One of the main Jewish parties, in fact, denied any future resurrection altogether and, of course, these Sadducees did all they could to try to stop the preaching of Christ's resurrection. The Sadducees were not atheists, but downplayed any ideas of a future life, the reason being that the Torah had only the vaguest references to it, and they regarded these five books of Moses as the most authoritative of all. The Pharisees, on the other hand, did believe in a future resurrection and eventually became more powerful than the Sadducees.
As far as modern Judaism is concerned, only those known as the ultra-orthodox still believe in the inerrancy of the Old Testament. The general belief of most Jews today--at least those who have not become atheistic--is that all Jews will eventually end up in heaven, perhaps after a short time in what amounts to a purgatory.
It must also be noted that, in recent years, many Jews have become Christians and often have organized themselves into Hebrew Christian churches. Such Christian Jews, of course, have come to believe also in the Christian doctrine of resurrection.
In any case, the one truth especially significant in this very brief study of comparative religion is that the promise of resurrection is found only in those faiths that are monotheistic and also believe in special creation, and only the orthodox forms of those faiths at that. It is clear too that this commonality depends largely on the fact that all three of these accept special creation because they all accept the first book of Moses as the divinely inspired record of creation.

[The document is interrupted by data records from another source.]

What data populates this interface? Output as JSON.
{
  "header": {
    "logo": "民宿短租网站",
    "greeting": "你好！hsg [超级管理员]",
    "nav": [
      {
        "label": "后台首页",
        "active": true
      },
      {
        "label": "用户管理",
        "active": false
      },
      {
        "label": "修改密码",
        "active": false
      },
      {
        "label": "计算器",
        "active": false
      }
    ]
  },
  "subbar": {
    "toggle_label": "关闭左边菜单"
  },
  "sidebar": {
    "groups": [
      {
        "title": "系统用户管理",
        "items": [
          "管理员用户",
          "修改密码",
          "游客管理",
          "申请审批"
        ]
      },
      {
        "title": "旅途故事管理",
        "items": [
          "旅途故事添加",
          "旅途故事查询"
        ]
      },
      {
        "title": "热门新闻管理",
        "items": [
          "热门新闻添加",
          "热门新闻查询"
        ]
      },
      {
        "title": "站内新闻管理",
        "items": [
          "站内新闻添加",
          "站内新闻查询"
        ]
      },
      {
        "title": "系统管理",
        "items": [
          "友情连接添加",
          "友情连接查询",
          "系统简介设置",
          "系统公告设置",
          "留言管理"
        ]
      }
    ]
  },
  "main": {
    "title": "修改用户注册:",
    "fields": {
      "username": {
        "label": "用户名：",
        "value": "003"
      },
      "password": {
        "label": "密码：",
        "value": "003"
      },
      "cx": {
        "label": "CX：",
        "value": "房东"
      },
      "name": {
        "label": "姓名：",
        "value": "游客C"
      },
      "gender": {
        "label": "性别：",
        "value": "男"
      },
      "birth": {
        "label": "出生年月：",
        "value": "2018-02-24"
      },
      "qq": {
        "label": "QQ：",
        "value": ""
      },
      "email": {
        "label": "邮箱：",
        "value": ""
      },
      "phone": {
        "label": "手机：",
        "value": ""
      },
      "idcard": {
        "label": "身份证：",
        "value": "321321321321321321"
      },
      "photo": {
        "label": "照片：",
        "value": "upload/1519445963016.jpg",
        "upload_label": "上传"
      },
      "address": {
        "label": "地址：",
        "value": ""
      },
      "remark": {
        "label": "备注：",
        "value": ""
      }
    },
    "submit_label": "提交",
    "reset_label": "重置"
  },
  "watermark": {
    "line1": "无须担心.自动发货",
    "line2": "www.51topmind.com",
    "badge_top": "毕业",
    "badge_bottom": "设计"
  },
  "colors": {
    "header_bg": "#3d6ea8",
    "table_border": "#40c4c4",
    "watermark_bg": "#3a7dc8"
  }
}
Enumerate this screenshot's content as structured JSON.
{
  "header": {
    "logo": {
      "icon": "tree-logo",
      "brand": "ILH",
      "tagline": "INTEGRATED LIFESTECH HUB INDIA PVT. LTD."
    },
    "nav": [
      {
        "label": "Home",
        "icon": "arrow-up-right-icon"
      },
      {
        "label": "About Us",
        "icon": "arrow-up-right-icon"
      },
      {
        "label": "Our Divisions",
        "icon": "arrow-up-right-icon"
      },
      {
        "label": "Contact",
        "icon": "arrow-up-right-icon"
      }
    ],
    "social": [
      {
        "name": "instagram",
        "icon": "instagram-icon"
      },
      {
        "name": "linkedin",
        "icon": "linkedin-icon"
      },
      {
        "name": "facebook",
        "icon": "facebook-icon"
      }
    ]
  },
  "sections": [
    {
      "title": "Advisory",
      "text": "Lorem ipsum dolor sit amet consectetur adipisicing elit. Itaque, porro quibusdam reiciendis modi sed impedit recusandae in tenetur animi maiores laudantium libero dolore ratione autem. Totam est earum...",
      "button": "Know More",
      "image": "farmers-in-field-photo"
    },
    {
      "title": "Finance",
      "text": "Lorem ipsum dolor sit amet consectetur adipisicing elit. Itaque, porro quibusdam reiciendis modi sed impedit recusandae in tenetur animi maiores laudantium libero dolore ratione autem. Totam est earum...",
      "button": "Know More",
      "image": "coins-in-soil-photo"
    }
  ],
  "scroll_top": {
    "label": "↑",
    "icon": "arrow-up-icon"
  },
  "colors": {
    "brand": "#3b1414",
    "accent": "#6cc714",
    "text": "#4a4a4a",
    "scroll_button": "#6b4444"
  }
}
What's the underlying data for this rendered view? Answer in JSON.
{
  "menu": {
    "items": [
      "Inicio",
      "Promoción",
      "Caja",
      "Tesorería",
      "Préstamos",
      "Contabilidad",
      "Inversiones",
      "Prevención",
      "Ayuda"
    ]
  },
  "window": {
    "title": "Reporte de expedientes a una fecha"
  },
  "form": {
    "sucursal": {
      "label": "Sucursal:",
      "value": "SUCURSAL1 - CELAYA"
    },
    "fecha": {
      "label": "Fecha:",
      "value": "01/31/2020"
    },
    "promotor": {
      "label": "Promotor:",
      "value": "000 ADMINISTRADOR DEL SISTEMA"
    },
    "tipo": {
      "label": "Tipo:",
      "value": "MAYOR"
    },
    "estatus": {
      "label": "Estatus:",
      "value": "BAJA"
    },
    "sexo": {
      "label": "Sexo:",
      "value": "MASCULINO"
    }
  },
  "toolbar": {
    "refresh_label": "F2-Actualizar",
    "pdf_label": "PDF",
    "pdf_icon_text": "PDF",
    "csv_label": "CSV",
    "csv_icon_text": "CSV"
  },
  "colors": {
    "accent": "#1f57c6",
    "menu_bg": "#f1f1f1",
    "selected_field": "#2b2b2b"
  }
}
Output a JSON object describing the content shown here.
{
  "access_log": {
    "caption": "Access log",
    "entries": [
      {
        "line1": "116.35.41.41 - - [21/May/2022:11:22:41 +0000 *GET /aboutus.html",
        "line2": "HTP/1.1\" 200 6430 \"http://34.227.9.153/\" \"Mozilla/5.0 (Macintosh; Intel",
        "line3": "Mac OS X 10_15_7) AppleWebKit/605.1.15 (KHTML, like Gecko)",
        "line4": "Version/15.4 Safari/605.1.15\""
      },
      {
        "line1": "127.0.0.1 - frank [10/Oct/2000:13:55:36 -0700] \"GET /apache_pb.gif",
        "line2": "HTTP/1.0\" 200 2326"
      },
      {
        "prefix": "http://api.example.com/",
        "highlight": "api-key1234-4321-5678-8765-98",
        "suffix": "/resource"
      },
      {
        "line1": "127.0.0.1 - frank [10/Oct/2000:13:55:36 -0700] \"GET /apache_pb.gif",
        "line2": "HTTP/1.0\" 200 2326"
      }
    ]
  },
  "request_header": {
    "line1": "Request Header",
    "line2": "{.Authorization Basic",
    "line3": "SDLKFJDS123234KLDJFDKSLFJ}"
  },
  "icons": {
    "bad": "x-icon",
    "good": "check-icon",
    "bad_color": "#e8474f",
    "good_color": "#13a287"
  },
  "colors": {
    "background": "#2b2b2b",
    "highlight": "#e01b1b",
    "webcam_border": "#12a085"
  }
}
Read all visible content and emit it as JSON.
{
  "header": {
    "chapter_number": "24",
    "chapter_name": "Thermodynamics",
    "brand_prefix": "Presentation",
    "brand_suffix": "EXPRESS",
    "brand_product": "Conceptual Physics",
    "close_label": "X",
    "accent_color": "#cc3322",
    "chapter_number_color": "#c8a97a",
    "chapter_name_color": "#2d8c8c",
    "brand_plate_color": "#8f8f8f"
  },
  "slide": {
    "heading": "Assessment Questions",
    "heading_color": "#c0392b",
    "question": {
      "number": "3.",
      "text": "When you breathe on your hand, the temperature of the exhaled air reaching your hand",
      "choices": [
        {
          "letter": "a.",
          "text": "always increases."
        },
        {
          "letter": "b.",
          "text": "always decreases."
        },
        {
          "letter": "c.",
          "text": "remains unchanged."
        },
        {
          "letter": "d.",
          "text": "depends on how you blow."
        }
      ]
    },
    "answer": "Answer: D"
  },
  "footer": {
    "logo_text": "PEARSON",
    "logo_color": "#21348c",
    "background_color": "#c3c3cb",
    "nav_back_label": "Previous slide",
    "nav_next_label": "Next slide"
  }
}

It also is obvious that the ideas of creation and resurrection go together. The Creator had an eternal purpose in creating men and women and cannot fail in that purpose. Therefore, He is the only one who can and must overcome death. Death is the wages of sin, and must be paid either by those who are guilty (which means all men) or by an innocent human Substitute for sinners who is Himself sinless and is willing to take their place in death. Only the Creator Himself could meet this criterion, and therefore He must become man, then die and then restore Himself to life by resurrecting Himself from the grave.
The glorious truth is that the bodily resurrection of the Word made flesh, the Lord Jesus Christ, has been shown to be a true fact of history by "many infallible proofs" (Acts 1:3), and He is the only man in all history who has thus been victorious over death and the grave.
Mohammed is dead, and so are Buddha and Confucius and Moses and all other religious founders and leaders. But Jesus Christ was living and then was dead and now is "alive for evermore" (Revelation 1:18). We need never be in doubt as to which religion is true. True salvation is provided only through the Lord Jesus Christ, who died for us to pay for our redemption from sin and death, and then rose again from the grave to assure us that the price has been fully settled and paid. Now, all who receive by faith this free gift of salvation can be assured that they also will be raised out of death into a glorious heavenly future which will never end.
"Because (God) hath appointed a day, in the which He will judge the world in righteousness by that man whom He hath ordained; whereof He hath given assurance unto all men, in that He hath raised Him from the dead" (Acts 17:31).
"Wherefore He is able also to save them to the uttermost that come unto God by Him, seeing He ever liveth to make intercessions for them" (Hebrews 7:25).
"Blessed are all they that put their trust in Him" (Psalm 2:12).
Cite this article: Henry Morris, Ph.D. 2002. Religion and Resurrection. Acts & Facts. 31 (3).